══ Records supplied ══

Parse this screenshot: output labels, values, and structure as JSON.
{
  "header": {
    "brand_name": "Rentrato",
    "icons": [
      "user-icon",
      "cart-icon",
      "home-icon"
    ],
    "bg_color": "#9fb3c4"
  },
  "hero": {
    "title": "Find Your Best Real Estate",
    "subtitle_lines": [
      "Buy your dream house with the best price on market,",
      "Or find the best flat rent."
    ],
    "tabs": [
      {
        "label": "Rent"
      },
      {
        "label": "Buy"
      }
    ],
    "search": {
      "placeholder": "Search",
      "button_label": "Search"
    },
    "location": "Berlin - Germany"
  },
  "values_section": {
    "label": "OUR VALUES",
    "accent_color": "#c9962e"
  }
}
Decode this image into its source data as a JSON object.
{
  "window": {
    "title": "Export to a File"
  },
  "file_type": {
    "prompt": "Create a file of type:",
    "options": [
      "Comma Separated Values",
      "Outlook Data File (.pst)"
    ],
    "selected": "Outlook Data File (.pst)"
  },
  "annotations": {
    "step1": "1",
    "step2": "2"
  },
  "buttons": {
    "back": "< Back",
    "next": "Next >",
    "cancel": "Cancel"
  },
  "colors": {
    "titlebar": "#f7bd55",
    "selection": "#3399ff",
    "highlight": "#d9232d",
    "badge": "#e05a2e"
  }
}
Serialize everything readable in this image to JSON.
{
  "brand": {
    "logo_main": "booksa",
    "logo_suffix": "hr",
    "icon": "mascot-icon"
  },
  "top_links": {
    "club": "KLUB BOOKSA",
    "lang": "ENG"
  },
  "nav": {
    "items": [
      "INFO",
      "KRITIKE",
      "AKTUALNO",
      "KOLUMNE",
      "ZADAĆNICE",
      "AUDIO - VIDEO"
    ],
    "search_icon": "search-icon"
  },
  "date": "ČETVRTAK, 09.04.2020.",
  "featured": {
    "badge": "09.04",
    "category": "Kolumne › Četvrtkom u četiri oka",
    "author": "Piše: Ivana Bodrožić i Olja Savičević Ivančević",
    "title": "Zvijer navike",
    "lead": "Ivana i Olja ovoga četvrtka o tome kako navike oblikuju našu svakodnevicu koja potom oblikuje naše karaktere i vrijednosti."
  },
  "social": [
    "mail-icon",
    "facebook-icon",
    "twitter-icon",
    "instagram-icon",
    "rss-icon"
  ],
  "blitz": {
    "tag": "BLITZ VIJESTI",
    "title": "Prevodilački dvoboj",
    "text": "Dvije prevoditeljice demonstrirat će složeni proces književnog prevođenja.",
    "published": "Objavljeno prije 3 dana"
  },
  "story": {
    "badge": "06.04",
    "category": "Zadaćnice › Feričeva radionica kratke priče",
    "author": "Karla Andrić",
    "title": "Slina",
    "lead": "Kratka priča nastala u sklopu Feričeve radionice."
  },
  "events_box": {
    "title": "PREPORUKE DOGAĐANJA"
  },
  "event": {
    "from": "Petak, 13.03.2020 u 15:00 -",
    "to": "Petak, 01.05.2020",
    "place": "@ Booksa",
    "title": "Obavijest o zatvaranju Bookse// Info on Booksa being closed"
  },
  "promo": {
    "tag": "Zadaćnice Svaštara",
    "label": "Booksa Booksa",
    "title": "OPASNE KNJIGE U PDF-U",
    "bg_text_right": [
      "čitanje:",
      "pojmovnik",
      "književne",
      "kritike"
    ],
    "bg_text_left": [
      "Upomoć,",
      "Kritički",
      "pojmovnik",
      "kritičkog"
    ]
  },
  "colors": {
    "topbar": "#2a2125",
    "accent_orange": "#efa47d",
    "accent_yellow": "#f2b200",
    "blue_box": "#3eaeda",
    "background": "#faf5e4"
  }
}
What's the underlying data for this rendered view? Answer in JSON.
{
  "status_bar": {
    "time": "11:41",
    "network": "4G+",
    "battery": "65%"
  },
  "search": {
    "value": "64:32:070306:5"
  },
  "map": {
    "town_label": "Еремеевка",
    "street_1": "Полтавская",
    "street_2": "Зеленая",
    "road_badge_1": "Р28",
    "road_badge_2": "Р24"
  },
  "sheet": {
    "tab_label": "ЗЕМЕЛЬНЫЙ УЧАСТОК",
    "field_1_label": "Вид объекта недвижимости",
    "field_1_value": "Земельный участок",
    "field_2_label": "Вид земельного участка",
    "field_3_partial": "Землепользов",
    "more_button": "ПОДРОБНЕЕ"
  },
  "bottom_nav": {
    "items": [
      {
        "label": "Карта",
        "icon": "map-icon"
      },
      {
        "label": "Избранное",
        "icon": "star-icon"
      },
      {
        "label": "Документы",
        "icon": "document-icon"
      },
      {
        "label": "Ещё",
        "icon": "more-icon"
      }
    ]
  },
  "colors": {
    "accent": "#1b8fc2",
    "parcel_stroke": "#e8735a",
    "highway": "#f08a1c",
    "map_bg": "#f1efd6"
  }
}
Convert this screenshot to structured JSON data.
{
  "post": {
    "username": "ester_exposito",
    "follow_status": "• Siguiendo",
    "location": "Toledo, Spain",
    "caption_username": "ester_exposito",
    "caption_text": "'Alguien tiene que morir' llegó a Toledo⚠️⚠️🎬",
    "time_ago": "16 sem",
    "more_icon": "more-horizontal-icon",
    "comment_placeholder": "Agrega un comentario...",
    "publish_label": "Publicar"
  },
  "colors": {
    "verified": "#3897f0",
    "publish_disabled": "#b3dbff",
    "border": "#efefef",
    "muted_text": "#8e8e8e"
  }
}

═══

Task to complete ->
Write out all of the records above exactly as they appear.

Response ->
Parse this screenshot: output labels, values, and structure as JSON.
{
  "header": {
    "brand_name": "Rentrato",
    "icons": [
      "user-icon",
      "cart-icon",
      "home-icon"
    ],
    "bg_color": "#9fb3c4"
  },
  "hero": {
    "title": "Find Your Best Real Estate",
    "subtitle_lines": [
      "Buy your dream house with the best price on market,",
      "Or find the best flat rent."
    ],
    "tabs": [
      {
        "label": "Rent"
      },
      {
        "label": "Buy"
      }
    ],
    "search": {
      "placeholder": "Search",
      "button_label": "Search"
    },
    "location": "Berlin - Germany"
  },
  "values_section": {
    "label": "OUR VALUES",
    "accent_color": "#c9962e"
  }
}
Decode this image into its source data as a JSON object.
{
  "window": {
    "title": "Export to a File"
  },
  "file_type": {
    "prompt": "Create a file of type:",
    "options": [
      "Comma Separated Values",
      "Outlook Data File (.pst)"
    ],
    "selected": "Outlook Data File (.pst)"
  },
  "annotations": {
    "step1": "1",
    "step2": "2"
  },
  "buttons": {
    "back": "< Back",
    "next": "Next >",
    "cancel": "Cancel"
  },
  "colors": {
    "titlebar": "#f7bd55",
    "selection": "#3399ff",
    "highlight": "#d9232d",
    "badge": "#e05a2e"
  }
}
Serialize everything readable in this image to JSON.
{
  "brand": {
    "logo_main": "booksa",
    "logo_suffix": "hr",
    "icon": "mascot-icon"
  },
  "top_links": {
    "club": "KLUB BOOKSA",
    "lang": "ENG"
  },
  "nav": {
    "items": [
      "INFO",
      "KRITIKE",
      "AKTUALNO",
      "KOLUMNE",
      "ZADAĆNICE",
      "AUDIO - VIDEO"
    ],
    "search_icon": "search-icon"
  },
  "date": "ČETVRTAK, 09.04.2020.",
  "featured": {
    "badge": "09.04",
    "category": "Kolumne › Četvrtkom u četiri oka",
    "author": "Piše: Ivana Bodrožić i Olja Savičević Ivančević",
    "title": "Zvijer navike",
    "lead": "Ivana i Olja ovoga četvrtka o tome kako navike oblikuju našu svakodnevicu koja potom oblikuje naše karaktere i vrijednosti."
  },
  "social": [
    "mail-icon",
    "facebook-icon",
    "twitter-icon",
    "instagram-icon",
    "rss-icon"
  ],
  "blitz": {
    "tag": "BLITZ VIJESTI",
    "title": "Prevodilački dvoboj",
    "text": "Dvije prevoditeljice demonstrirat će složeni proces književnog prevođenja.",
    "published": "Objavljeno prije 3 dana"
  },
  "story": {
    "badge": "06.04",
    "category": "Zadaćnice › Feričeva radionica kratke priče",
    "author": "Karla Andrić",
    "title": "Slina",
    "lead": "Kratka priča nastala u sklopu Feričeve radionice."
  },
  "events_box": {
    "title": "PREPORUKE DOGAĐANJA"
  },
  "event": {
    "from": "Petak, 13.03.2020 u 15:00 -",
    "to": "Petak, 01.05.2020",
    "place": "@ Booksa",
    "title": "Obavijest o zatvaranju Bookse// Info on Booksa being closed"
  },
  "promo": {
    "tag": "Zadaćnice Svaštara",
    "label": "Booksa Booksa",
    "title": "OPASNE KNJIGE U PDF-U",
    "bg_text_right": [
      "čitanje:",
      "pojmovnik",
      "književne",
      "kritike"
    ],
    "bg_text_left": [
      "Upomoć,",
      "Kritički",
      "pojmovnik",
      "kritičkog"
    ]
  },
  "colors": {
    "topbar": "#2a2125",
    "accent_orange": "#efa47d",
    "accent_yellow": "#f2b200",
    "blue_box": "#3eaeda",
    "background": "#faf5e4"
  }
}
What's the underlying data for this rendered view? Answer in JSON.
{
  "status_bar": {
    "time": "11:41",
    "network": "4G+",
    "battery": "65%"
  },
  "search": {
    "value": "64:32:070306:5"
  },
  "map": {
    "town_label": "Еремеевка",
    "street_1": "Полтавская",
    "street_2": "Зеленая",
    "road_badge_1": "Р28",
    "road_badge_2": "Р24"
  },
  "sheet": {
    "tab_label": "ЗЕМЕЛЬНЫЙ УЧАСТОК",
    "field_1_label": "Вид объекта недвижимости",
    "field_1_value": "Земельный участок",
    "field_2_label": "Вид земельного участка",
    "field_3_partial": "Землепользов",
    "more_button": "ПОДРОБНЕЕ"
  },
  "bottom_nav": {
    "items": [
      {
        "label": "Карта",
        "icon": "map-icon"
      },
      {
        "label": "Избранное",
        "icon": "star-icon"
      },
      {
        "label": "Документы",
        "icon": "document-icon"
      },
      {
        "label": "Ещё",
        "icon": "more-icon"
      }
    ]
  },
  "colors": {
    "accent": "#1b8fc2",
    "parcel_stroke": "#e8735a",
    "highway": "#f08a1c",
    "map_bg": "#f1efd6"
  }
}
Convert this screenshot to structured JSON data.
{
  "post": {
    "username": "ester_exposito",
    "follow_status": "• Siguiendo",
    "location": "Toledo, Spain",
    "caption_username": "ester_exposito",
    "caption_text": "'Alguien tiene que morir' llegó a Toledo⚠️⚠️🎬",
    "time_ago": "16 sem",
    "more_icon": "more-horizontal-icon",
    "comment_placeholder": "Agrega un comentario...",
    "publish_label": "Publicar"
  },
  "colors": {
    "verified": "#3897f0",
    "publish_disabled": "#b3dbff",
    "border": "#efefef",
    "muted_text": "#8e8e8e"
  }
}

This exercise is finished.